Button Wood Tree by Philip John Bainbridge In the old maps of Upper Canada (now the Province of Ontario), the western part of the colony was divided into the London and Western districts, and contained the counties of Essex, Kent, Middlesex, Oxford, and Norfolk.   As far back as 1700 there was a village of Mohawk Indians established on the banks of the Grand river, east of the Oxford district, by the New England Company, the oldest society for the welfare of the Indians known.   Its charter dates back to 1661. Here there stood, as early as 1711, a little mission chapel to which Queen Anne at that date presented a set of communion plate of solid silver.   This church was replaced by another and a better one in 1773, through the exertions of the celebrated Indian Tyendenaga, or Captain Joseph Brant.   When it was first built the country for miles around was a dense forest.   Now it stands in the centre of a richly cultivated district, crowned by the beautiful city of Brantford.   This is the oldest church in Western Ontario, and still remains a link between the present and the past.

Another place of early mention is Sandwich, on the St. Clair river, in the extreme west. In 1797 Sandwich was then the chief town of the western district, as Niagara, Kingston, and Cornwall were of the districts lying eastward.   At these four points Governor Simcoe, in 1797, hoped to establish grammar schools.

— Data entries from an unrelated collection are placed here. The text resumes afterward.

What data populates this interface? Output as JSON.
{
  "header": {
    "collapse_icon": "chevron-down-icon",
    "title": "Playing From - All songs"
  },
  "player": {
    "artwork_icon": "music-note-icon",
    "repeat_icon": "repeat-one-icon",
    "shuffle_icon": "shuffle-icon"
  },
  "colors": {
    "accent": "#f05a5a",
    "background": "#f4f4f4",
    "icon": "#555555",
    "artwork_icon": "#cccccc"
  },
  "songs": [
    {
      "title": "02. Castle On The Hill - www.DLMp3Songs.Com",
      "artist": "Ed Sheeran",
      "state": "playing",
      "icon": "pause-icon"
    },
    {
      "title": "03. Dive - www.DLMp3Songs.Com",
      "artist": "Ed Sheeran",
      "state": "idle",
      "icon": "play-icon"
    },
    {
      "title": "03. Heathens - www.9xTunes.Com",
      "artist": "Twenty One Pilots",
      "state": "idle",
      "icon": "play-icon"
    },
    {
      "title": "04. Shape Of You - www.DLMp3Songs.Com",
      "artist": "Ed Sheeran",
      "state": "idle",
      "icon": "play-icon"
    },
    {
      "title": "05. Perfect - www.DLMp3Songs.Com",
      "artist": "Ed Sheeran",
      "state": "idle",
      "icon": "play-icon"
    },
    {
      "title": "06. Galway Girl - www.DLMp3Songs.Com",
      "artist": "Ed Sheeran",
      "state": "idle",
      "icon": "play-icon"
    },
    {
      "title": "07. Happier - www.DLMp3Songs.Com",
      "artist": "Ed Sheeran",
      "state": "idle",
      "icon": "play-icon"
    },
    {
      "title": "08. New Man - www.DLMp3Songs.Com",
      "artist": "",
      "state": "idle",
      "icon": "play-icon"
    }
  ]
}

In the memory of people still living, the western portion of "Upper Canada" was a wilderness.   The steady flow of immigration, the rapid felling of trees, the hasty building of log houses, the frequent "clearances," the constant smoke from the burning up of "underbrush," the fencing of newly-made fields, the gradual formation of roads, villages, and towns, was a leading characteristic, not many years ago, of this region, now a magnificent territory, with several large towns (four of them cities), farms of the very best quality, and villages numerous.

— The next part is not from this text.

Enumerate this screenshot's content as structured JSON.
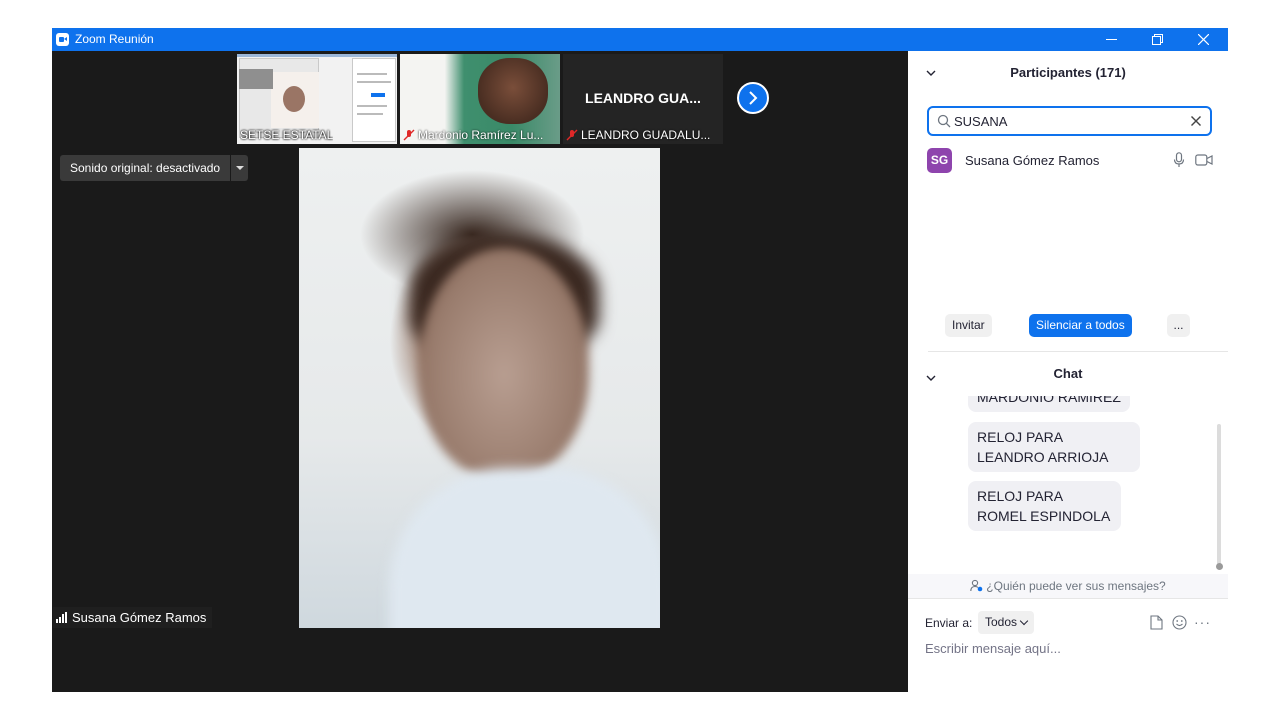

In 1825 the Hon. and Rev. Charles Stewart, when on an extended missionary tour, visited the Mohawk church.   He says: "On my arrival at the Grand river, on the land of the Six Indian Nations, I found that a new village of British inhabitants had sprung up in their neighbourhood.   It is Brantford, and is two miles from the Mohawk church."   In 1828 Dr. John Strachan, at that time Archdeacon of York, visited Brantford, Burford, Oxford, and the River Thames.   He speaks of Sandwich and of Chatham, and of the extensive property owned by Colonel Talbot.   It was a feature of this new colony that many gentlemen of the old country, chiefly retired officers from the army and navy, were found living in the wilderness, hoping soon to become a landed gentry - a hope which, owing to the rigorous toil involved in it, was never realized, except in a few cases.

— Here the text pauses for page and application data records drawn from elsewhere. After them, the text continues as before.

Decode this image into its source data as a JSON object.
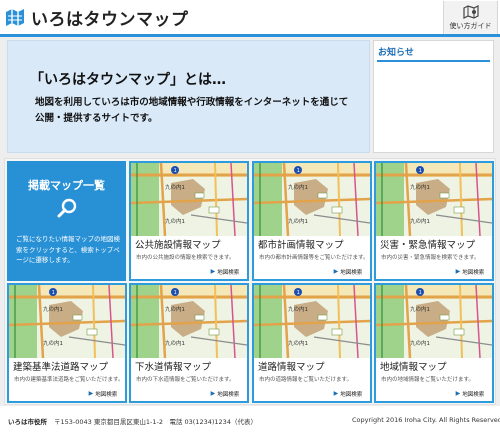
{
  "header": {
    "site_name": "いろはタウンマップ",
    "guide_label": "使い方ガイド"
  },
  "hero": {
    "title": "「いろはタウンマップ」とは…",
    "description": "地図を利用していろは市の地域情報や行政情報をインターネットを通じて公開・提供するサイトです。"
  },
  "news": {
    "title": "お知らせ"
  },
  "catalog": {
    "title": "掲載マップ一覧",
    "description": "ご覧になりたい情報マップの地図検索をクリックすると、検索トップページに遷移します。"
  },
  "map_labels": {
    "station": "九の内1",
    "pin": "1"
  },
  "cards": [
    {
      "title": "公共施設情報マップ",
      "description": "市内の公共施設の情報を検索できます。",
      "button": "地図検索"
    },
    {
      "title": "都市計画情報マップ",
      "description": "市内の都市計画情報等をご覧いただけます。",
      "button": "地図検索"
    },
    {
      "title": "災害・緊急情報マップ",
      "description": "市内の災害・緊急情報を検索できます。",
      "button": "地図検索"
    },
    {
      "title": "建築基準法道路マップ",
      "description": "市内の建築基準法道路をご覧いただけます。",
      "button": "地図検索"
    },
    {
      "title": "下水道情報マップ",
      "description": "市内の下水道情報をご覧いただけます。",
      "button": "地図検索"
    },
    {
      "title": "道路情報マップ",
      "description": "市内の道路情報をご覧いただけます。",
      "button": "地図検索"
    },
    {
      "title": "地域情報マップ",
      "description": "市内の地域情報をご覧いただけます。",
      "button": "地図検索"
    }
  ],
  "footer": {
    "name": "いろは市役所",
    "address": "〒153-0043 東京都目黒区東山1-1-2　電話 03(1234)1234（代表）",
    "copyright": "Copyright 2016 Iroha City. All Rights Reserved."
  },
  "colors": {
    "accent": "#2a90d9",
    "catalog_bg": "#2891d6",
    "hero_bg": "#d9e9f8",
    "card_border": "#2d9bdc"
  }
}
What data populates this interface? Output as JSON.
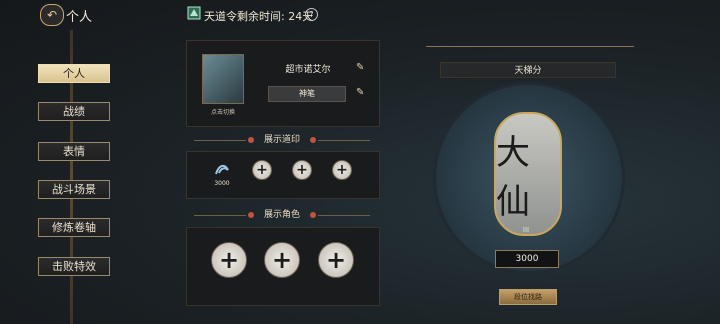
{
  "header": {
    "back_icon": "back-arrow-icon",
    "title": "个人",
    "timer_label": "天道令剩余时间:",
    "timer_value": "24天",
    "help_icon": "?"
  },
  "nav": {
    "items": [
      "个人",
      "战绩",
      "表情",
      "战斗场景",
      "修炼卷轴",
      "击败特效"
    ],
    "active_index": 0
  },
  "profile": {
    "avatar_caption": "点击切换",
    "name": "超市诺艾尔",
    "title_tag": "神笔",
    "edit_icon": "pencil-icon"
  },
  "sections": {
    "seal_title": "展示道印",
    "role_title": "展示角色"
  },
  "seal": {
    "value": "3000"
  },
  "rank": {
    "title": "天梯分",
    "emblem_text": "大仙",
    "emblem_sub": "III",
    "score": "3000",
    "button_label": "段位找路"
  },
  "colors": {
    "accent_gold": "#c9a86a",
    "active_nav_bg": "#e7d3a0"
  }
}
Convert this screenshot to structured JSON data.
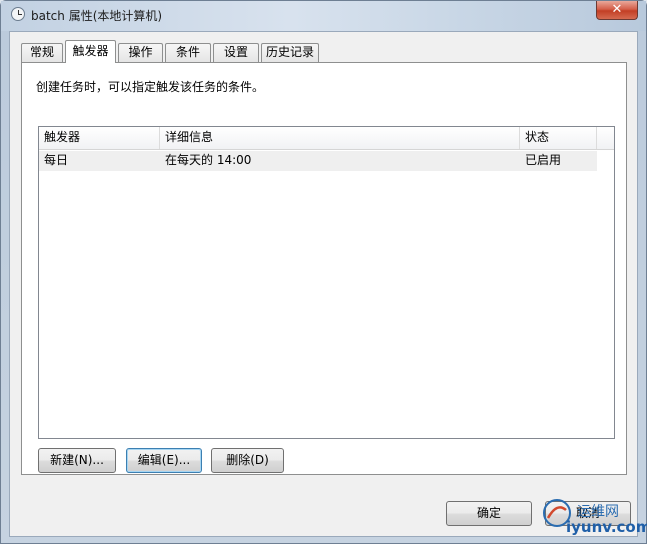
{
  "window": {
    "title": "batch 属性(本地计算机)",
    "close_glyph": "✕"
  },
  "tabs": [
    {
      "label": "常规"
    },
    {
      "label": "触发器",
      "active": true
    },
    {
      "label": "操作"
    },
    {
      "label": "条件"
    },
    {
      "label": "设置"
    },
    {
      "label": "历史记录"
    }
  ],
  "panel": {
    "description": "创建任务时，可以指定触发该任务的条件。"
  },
  "list": {
    "columns": [
      "触发器",
      "详细信息",
      "状态"
    ],
    "rows": [
      {
        "trigger": "每日",
        "details": "在每天的 14:00",
        "status": "已启用"
      }
    ]
  },
  "buttons": {
    "new": "新建(N)...",
    "edit": "编辑(E)...",
    "delete": "删除(D)"
  },
  "footer": {
    "ok": "确定",
    "cancel": "取消"
  },
  "watermark": {
    "line1": "运维网",
    "line2": "iyunv.com"
  },
  "colors": {
    "titlebar": "#c2d1e2",
    "close": "#c33f25",
    "row_bg": "#efefef",
    "focus": "#3c7fb1"
  }
}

In 1838 Bishop George Jehoshophat Mountain, of Quebec, reported that "in travelling from the town of London (on the Thames, in Middlesex county) to Goderich (then in a very distant region on the banks of Lake Huron), he passed through a tract of country sixty miles in length, in which there was not one clergyman or minister of any denomination."   He speaks of the same destitution between "Wodehouse," on Lake Erie (near the town of Simcoe), and St. Thomas (about seventeen miles south of London), a distance of about fifty miles.

In 1842 Bishop Strachan, of Toronto, speaks of visiting the Mohawk church and Tuscarora, where "there are two excellent missionaries, Rev. Adam Elliot and the Rev. Abraham Nelles."  In that visitation he mentions Dunwich, Paris, and Galt as mission stations.   In 1847 there is the further mention of Westminster (near London), Malahide, Woodstock, Blenheim, Wilmot, Stratford, and Zorra;   and also of Owen Sound, far up in the north on the banks of the Georgian Bay;   and of Simcoe, in Norfolk county.

Among the many places of this most interesting part of "Upper Canada," it was soon very evident that London was destined to outstrip them all in population and importance. In 1822 the Hon. and Rev. Dr. Stewart speaks of "the very rapid progress in wealth and population of London," where, on Sunday, July 28th, he ministered to a congregation of nearly 250 persons.   He earnestly recommended the Society (S.P.G.) to send a missionary to London.

Yet it was ten years before a missionary arrived, and then it was apparently more by accident than design.   Of this missionary it becomes us now to speak.